The Walled City, based loosely on the Kowloon Walled City in Hong Kong, is an ungoverned settlement -- prostitution and drug smuggling are rampant.  Our three heroes/heroines each have their own reasons for being there, and their own struggles to survive.

Dai is trying to escape his past.  Now, working for the authorities, he is undercover, trying to take down the leader of a drug smuggling ring.

Jin, disguised as a boy, is trying to find her sister who was kidnapped years earlier and taken into prostitution.

Mei Yee, her sister, has been trapped in a brothel for several years, believing that escape is impossible, when one day a young man appears at her window.

This fast paced novel switches between their perspectives as all three race against the clock, trying to escape before the authorities take over the Walled City at the end of the year.

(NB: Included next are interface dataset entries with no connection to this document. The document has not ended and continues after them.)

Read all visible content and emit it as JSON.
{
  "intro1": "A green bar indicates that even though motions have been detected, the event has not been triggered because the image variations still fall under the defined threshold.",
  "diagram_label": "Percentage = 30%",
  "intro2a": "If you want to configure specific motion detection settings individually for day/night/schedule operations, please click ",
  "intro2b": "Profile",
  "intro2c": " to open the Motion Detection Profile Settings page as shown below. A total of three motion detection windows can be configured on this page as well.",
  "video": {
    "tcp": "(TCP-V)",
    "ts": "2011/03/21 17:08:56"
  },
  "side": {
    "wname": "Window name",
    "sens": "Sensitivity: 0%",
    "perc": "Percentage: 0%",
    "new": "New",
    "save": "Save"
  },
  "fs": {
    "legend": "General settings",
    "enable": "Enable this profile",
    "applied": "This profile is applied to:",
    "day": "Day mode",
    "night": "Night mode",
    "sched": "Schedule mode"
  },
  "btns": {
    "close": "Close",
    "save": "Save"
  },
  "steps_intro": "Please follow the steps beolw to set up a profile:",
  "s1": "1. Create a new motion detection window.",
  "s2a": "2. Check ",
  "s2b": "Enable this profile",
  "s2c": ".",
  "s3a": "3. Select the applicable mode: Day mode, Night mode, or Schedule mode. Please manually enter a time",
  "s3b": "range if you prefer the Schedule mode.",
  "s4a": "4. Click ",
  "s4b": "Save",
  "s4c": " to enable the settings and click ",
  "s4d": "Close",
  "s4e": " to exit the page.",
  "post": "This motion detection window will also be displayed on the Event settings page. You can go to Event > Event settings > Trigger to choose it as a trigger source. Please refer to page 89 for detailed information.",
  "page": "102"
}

The Walled City will appeal to readers who enjoy fast paced dystopian such as The Hunger Games or The Maze Runner series.  Readers should also check out Ship Breaker and The Drowned Cities by Paolo Bacigalupi.